Jeffrey: My project is a new type of curriculum. It's completely interactive and has instant feedback, which is really good for learning, and it's something that kids really enjoy using. It's the same math content that you'd get in a textbook, but it has all these other features that psychology tells us are really great for learning. It encourages persistence, and does mastery based learning, which means it can tell when your child has mastered a particular skill set, and encourages them to go on to the next one.
Me: It kind of looks like Pokemon. I don't know a whole lot about Pokemon, but it reminds me of it.
Jeffrey: That's exactly what I was going for. Most parents don't know a whole lot about Pokemon, but they know that their kids like it, and the kids have made that connection as well. One of them actually said it was more fun than Pokemon, which was "success". I asked, "Are you sure? Can I quote you on that?"
Me: How can people get involved?
Jeffrey: Right now, the kindergarten curriculum is completely free. A kindergartner, precocious preschooler, or first-grader who doesn't like math can go and play it. Please offer me feedback. I'll have the first grade curriculum out by the end of this year, and it's going to be $30 for the numbers portion, which is place value, skip-counting, and more advanced addition and subtraction.
Me: So are you charging a yearly fee, or do you buy it and have it forever?
Jeffrey: They have it forever for that child's account. In order to keep track of how the students are learning, and customize it to them, each child would need their own account. Another huge advantage of my curriculum is that errors are corrected immediately. If something is too hard, or out of order, it gets fixed. Even if a problem isn’t bad enough that someone calls about it, I can still see from the data problems like people having a harder time picking up a certain math skill. So I can make a change like offering a different explanation, or putting an intermediate skill right before it to bridge the gap. At the start, Math Monsters will be the most fun math curriculum available, but over time it will also become the best.
Me: What makes it special? How is it different from other math games, and what is your competitive advantage?
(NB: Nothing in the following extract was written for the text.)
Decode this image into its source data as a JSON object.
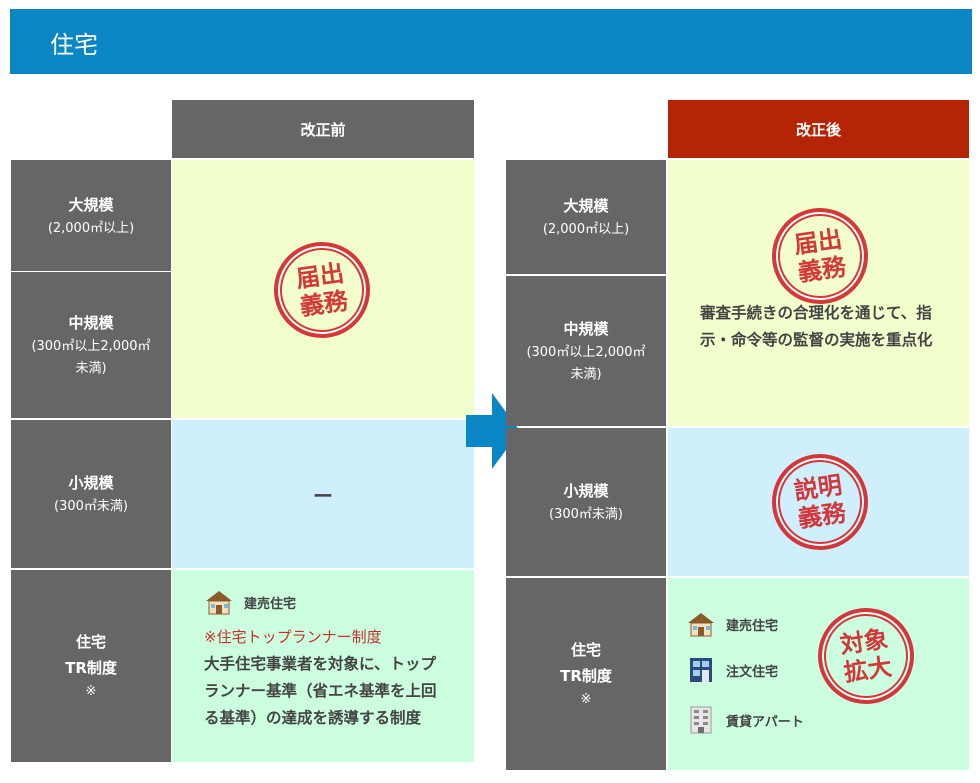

Jeffrey: In a traditional math curriculum, you read an explanation in a book, then you have a set of problems, and you do them. You look at the back, and you see if you got them right or wrong. If you need more practice, maybe you buy another math book? If you mastered it very quickly, you're pretty bored the whole time. And if you're behind, then you're frustrated. Even if you're in the middle of the bell curve, you don't know what you got right or wrong until the very end. That makes it very difficult to learn, because your mistake is separated from the correction of the mistake. You're never able to connect the thought process you were going through when you made the mistake with the correction of it.
Math Monsters fixes that because it has immediate feedback. You submit the problem, and it immediately tells you whether you got it right or wrong. You get a little reward hit if you get it right, or a very small miss. The game has puzzles, which are math-based in increasing difficulty, and surrounding that, you have your meta game, which is making your monster stronger, and competing in battles. You have a 5-30 second loop of doing the puzzle, then you have a 30 second to three minute loop of doing the battle. You have your longer loop of training the monster and going through stages.
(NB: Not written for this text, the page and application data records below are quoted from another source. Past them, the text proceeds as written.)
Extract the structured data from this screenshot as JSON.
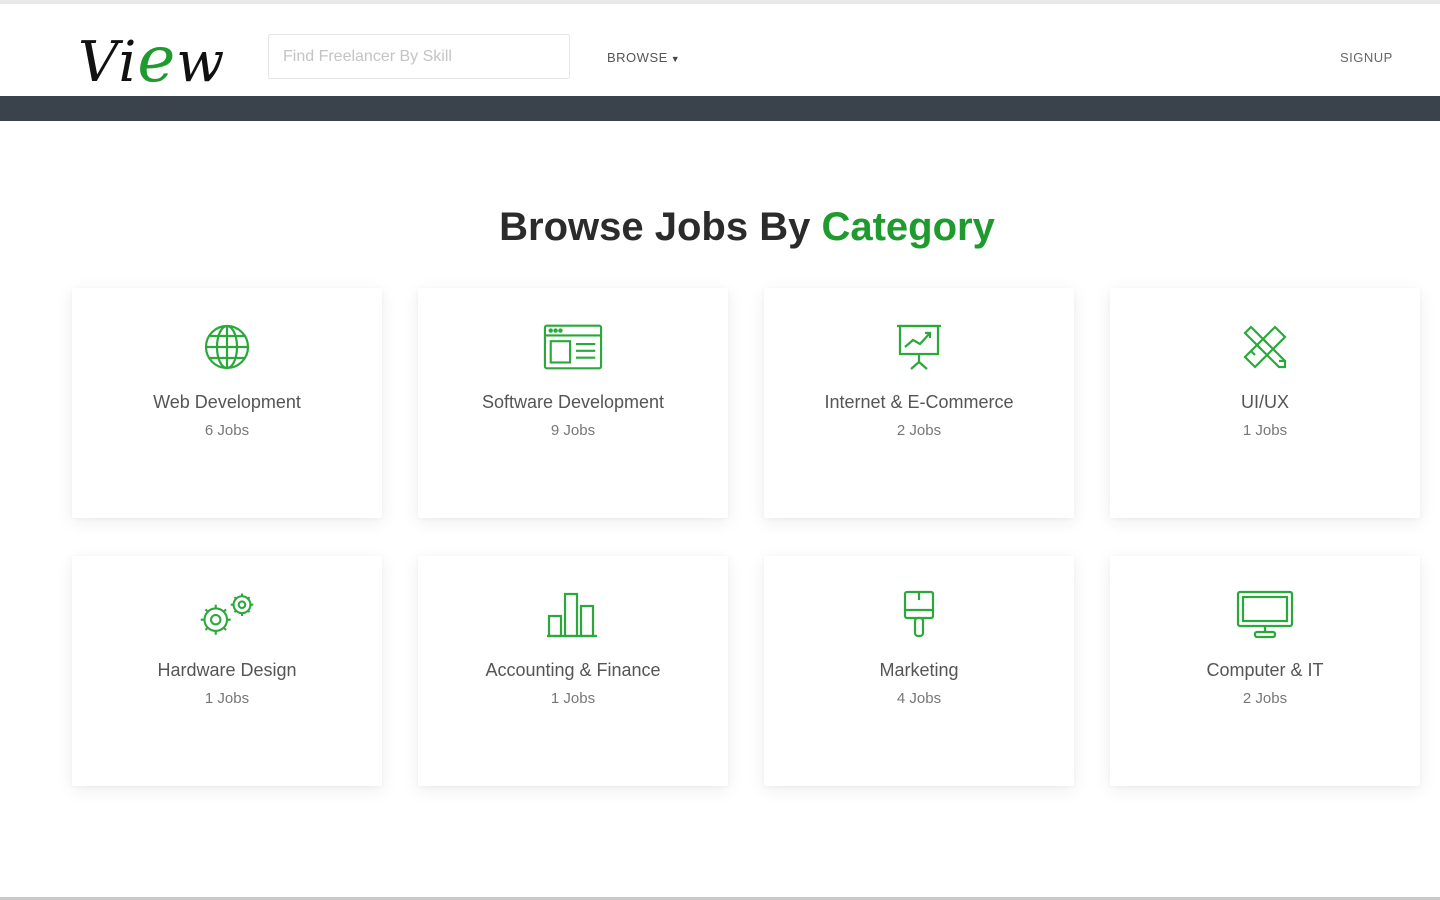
{
  "brand": {
    "logo_v": "Vi",
    "logo_e": "e",
    "logo_w": "w",
    "accent_color": "#1f9a2e"
  },
  "header": {
    "search_placeholder": "Find Freelancer By Skill",
    "browse_label": "BROWSE",
    "signup_label": "SIGNUP"
  },
  "main": {
    "heading_dark": "Browse Jobs By ",
    "heading_accent": "Category",
    "categories": [
      {
        "title": "Web Development",
        "jobs": "6 Jobs",
        "icon": "globe-icon"
      },
      {
        "title": "Software Development",
        "jobs": "9 Jobs",
        "icon": "browser-window-icon"
      },
      {
        "title": "Internet & E-Commerce",
        "jobs": "2 Jobs",
        "icon": "presentation-chart-icon"
      },
      {
        "title": "UI/UX",
        "jobs": "1 Jobs",
        "icon": "design-tools-icon"
      },
      {
        "title": "Hardware Design",
        "jobs": "1 Jobs",
        "icon": "gears-icon"
      },
      {
        "title": "Accounting & Finance",
        "jobs": "1 Jobs",
        "icon": "bar-chart-icon"
      },
      {
        "title": "Marketing",
        "jobs": "4 Jobs",
        "icon": "paint-brush-icon"
      },
      {
        "title": "Computer & IT",
        "jobs": "2 Jobs",
        "icon": "monitor-icon"
      }
    ]
  }
}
Sometimes you have to fight multiple monsters in a row, and it gets harder. It's like a mini test. But it's never structured as a test, because even if you fail, you always get another chance. And that's another reason why Math Monsters is better than traditional math worksheets, because in a worksheet, there's always a fear that you're going to fail and this will affect your grade. Being in a state of fear is not a great way to learn. In Math Monsters, all failure is temporary. All success is permanent.